» What the exercise asks: Repeat back the listing below, word for word and in full.

» Record set:

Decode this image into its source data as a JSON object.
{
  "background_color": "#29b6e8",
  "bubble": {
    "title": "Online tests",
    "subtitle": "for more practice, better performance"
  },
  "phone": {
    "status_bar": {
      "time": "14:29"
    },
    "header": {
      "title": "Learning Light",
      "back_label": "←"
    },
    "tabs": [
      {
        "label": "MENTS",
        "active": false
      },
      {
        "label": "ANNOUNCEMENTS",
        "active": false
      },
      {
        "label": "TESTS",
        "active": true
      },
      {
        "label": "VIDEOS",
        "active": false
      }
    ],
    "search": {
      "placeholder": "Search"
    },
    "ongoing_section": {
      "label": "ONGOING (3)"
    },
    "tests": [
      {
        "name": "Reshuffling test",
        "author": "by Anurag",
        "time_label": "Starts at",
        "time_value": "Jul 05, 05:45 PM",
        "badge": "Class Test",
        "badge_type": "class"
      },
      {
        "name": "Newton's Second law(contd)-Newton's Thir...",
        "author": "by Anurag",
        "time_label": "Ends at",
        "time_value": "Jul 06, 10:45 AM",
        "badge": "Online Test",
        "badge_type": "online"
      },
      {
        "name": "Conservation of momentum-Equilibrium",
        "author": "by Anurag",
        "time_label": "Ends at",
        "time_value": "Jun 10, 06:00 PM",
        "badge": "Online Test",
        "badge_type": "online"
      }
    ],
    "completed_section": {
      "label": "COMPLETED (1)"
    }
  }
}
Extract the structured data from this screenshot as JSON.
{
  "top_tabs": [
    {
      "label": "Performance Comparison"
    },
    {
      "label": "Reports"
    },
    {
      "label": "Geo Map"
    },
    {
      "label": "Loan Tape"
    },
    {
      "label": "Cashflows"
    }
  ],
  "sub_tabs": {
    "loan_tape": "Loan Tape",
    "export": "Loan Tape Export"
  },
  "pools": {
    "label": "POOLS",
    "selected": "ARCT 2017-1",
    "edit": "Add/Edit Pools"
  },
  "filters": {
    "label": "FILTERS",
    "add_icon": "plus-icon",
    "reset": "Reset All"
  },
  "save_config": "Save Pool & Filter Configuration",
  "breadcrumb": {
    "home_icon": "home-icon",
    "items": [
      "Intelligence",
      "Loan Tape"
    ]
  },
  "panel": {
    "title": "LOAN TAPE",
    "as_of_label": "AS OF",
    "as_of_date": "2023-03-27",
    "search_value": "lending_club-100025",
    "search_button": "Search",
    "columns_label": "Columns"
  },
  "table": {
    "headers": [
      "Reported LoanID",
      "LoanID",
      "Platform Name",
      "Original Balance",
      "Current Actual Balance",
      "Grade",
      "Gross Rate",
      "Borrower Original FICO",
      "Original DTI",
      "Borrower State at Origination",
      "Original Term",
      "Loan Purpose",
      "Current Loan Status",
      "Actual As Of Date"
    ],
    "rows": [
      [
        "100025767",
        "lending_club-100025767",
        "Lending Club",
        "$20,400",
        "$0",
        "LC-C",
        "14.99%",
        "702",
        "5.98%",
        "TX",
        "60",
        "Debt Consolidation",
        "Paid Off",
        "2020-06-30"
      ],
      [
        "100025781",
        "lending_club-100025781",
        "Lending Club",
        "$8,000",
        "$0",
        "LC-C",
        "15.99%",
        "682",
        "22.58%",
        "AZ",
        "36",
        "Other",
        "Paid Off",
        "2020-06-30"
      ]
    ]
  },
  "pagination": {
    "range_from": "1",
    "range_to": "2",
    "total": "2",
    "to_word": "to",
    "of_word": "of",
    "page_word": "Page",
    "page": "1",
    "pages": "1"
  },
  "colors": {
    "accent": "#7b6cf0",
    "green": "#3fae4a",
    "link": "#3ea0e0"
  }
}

» Reply:
Decode this image into its source data as a JSON object.
{
  "background_color": "#29b6e8",
  "bubble": {
    "title": "Online tests",
    "subtitle": "for more practice, better performance"
  },
  "phone": {
    "status_bar": {
      "time": "14:29"
    },
    "header": {
      "title": "Learning Light",
      "back_label": "←"
    },
    "tabs": [
      {
        "label": "MENTS",
        "active": false
      },
      {
        "label": "ANNOUNCEMENTS",
        "active": false
      },
      {
        "label": "TESTS",
        "active": true
      },
      {
        "label": "VIDEOS",
        "active": false
      }
    ],
    "search": {
      "placeholder": "Search"
    },
    "ongoing_section": {
      "label": "ONGOING (3)"
    },
    "tests": [
      {
        "name": "Reshuffling test",
        "author": "by Anurag",
        "time_label": "Starts at",
        "time_value": "Jul 05, 05:45 PM",
        "badge": "Class Test",
        "badge_type": "class"
      },
      {
        "name": "Newton's Second law(contd)-Newton's Thir...",
        "author": "by Anurag",
        "time_label": "Ends at",
        "time_value": "Jul 06, 10:45 AM",
        "badge": "Online Test",
        "badge_type": "online"
      },
      {
        "name": "Conservation of momentum-Equilibrium",
        "author": "by Anurag",
        "time_label": "Ends at",
        "time_value": "Jun 10, 06:00 PM",
        "badge": "Online Test",
        "badge_type": "online"
      }
    ],
    "completed_section": {
      "label": "COMPLETED (1)"
    }
  }
}
Extract the structured data from this screenshot as JSON.
{
  "top_tabs": [
    {
      "label": "Performance Comparison"
    },
    {
      "label": "Reports"
    },
    {
      "label": "Geo Map"
    },
    {
      "label": "Loan Tape"
    },
    {
      "label": "Cashflows"
    }
  ],
  "sub_tabs": {
    "loan_tape": "Loan Tape",
    "export": "Loan Tape Export"
  },
  "pools": {
    "label": "POOLS",
    "selected": "ARCT 2017-1",
    "edit": "Add/Edit Pools"
  },
  "filters": {
    "label": "FILTERS",
    "add_icon": "plus-icon",
    "reset": "Reset All"
  },
  "save_config": "Save Pool & Filter Configuration",
  "breadcrumb": {
    "home_icon": "home-icon",
    "items": [
      "Intelligence",
      "Loan Tape"
    ]
  },
  "panel": {
    "title": "LOAN TAPE",
    "as_of_label": "AS OF",
    "as_of_date": "2023-03-27",
    "search_value": "lending_club-100025",
    "search_button": "Search",
    "columns_label": "Columns"
  },
  "table": {
    "headers": [
      "Reported LoanID",
      "LoanID",
      "Platform Name",
      "Original Balance",
      "Current Actual Balance",
      "Grade",
      "Gross Rate",
      "Borrower Original FICO",
      "Original DTI",
      "Borrower State at Origination",
      "Original Term",
      "Loan Purpose",
      "Current Loan Status",
      "Actual As Of Date"
    ],
    "rows": [
      [
        "100025767",
        "lending_club-100025767",
        "Lending Club",
        "$20,400",
        "$0",
        "LC-C",
        "14.99%",
        "702",
        "5.98%",
        "TX",
        "60",
        "Debt Consolidation",
        "Paid Off",
        "2020-06-30"
      ],
      [
        "100025781",
        "lending_club-100025781",
        "Lending Club",
        "$8,000",
        "$0",
        "LC-C",
        "15.99%",
        "682",
        "22.58%",
        "AZ",
        "36",
        "Other",
        "Paid Off",
        "2020-06-30"
      ]
    ]
  },
  "pagination": {
    "range_from": "1",
    "range_to": "2",
    "total": "2",
    "to_word": "to",
    "of_word": "of",
    "page_word": "Page",
    "page": "1",
    "pages": "1"
  },
  "colors": {
    "accent": "#7b6cf0",
    "green": "#3fae4a",
    "link": "#3ea0e0"
  }
}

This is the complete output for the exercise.